Collin Kelley Reads
I am sitting in a London cinema watching Vanessa Redgrave make amends for a life of deceit, to a soundtrack of rushing water I believe subliminal, to drive home melancholy, but when silhouetted heads turn in search, I realize it is real. It is raining hard outside, echoing behind the screen, and suddenly your death comes rushing back to me, Christopher, who I have not mourned.
Fifteen years ago we watched Vanessa give away Howards End, thrilled at elegant despair and handwringing, the way the rain never looked ugly there, was always just enough and never too much. When our sweaty young palms found each other’s in the dark, our dreams came in fast whispers, the promise that we would go to London one day.
I am here now, Christopher, and I feel you near. I am writing these words for you in Leicester Square, the English rain cold and perfect on my skin, yet the ink does not smear. You will not let me forget so easily, although I have tried to make you a stranger, a casualty of your own vices.
My fear is that I passed you on the street, when you were homeless and addicted, unrecognizable ghetto scarecrow, invisible and all the same, part of the city landscape. Maybe you were behind the gas station in a cold sweat, shooting meth to forget the HIV shame. Swallowed up in pride.

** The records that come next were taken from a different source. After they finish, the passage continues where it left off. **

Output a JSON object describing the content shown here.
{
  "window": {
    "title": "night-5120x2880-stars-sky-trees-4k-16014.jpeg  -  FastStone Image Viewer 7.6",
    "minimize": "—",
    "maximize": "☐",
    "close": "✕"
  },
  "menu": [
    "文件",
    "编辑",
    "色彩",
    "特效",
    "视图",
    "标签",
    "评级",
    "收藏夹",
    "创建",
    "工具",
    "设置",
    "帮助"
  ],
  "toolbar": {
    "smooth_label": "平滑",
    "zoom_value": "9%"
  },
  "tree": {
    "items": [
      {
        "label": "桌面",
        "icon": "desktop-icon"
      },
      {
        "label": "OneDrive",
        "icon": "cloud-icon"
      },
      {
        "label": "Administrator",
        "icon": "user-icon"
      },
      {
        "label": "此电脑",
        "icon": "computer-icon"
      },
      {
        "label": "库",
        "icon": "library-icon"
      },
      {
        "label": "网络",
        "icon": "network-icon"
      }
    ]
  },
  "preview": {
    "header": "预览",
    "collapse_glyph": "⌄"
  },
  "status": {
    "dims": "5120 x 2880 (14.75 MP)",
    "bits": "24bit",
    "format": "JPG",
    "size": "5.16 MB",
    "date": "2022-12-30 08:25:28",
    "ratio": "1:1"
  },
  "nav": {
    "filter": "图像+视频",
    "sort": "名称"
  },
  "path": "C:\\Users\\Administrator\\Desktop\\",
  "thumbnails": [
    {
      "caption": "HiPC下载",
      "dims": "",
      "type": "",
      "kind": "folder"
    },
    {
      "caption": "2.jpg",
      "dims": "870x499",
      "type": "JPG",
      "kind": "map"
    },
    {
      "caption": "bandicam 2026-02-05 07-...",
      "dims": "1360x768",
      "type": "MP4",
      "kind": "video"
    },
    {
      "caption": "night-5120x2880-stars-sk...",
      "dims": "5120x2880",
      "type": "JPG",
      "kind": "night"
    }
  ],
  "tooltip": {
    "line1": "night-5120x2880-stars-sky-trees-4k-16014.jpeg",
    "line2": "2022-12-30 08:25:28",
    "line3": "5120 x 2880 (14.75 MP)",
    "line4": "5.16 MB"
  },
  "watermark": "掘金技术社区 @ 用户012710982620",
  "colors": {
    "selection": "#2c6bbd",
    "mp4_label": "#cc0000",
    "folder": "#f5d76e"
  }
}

Your death is a voice mail, left by another with a phone number. The somber tone is unmistakable, a hush earmarked for the dead. Four days gone – long enough to have shaken off flesh gravity – I expect your ghost to rattle the unearthly chains of your discontent. Even when I skip the memorial, numb on the couch as twilight approaches, picking the memory of you like a scab, I realize that you are not so much a wound, but a scar that will never fade.
But today, you come back as the sound of rain; fill me up like a bucket until I brim. Not a dry eye in the house, anyway. So clever, you, subtle and un-paranormal. I mourn you with celluloid, Christopher, with dark rooms where stories unfurl, with rushing water, with a city that pulls me near and pushes me away, with clocks that always know the score.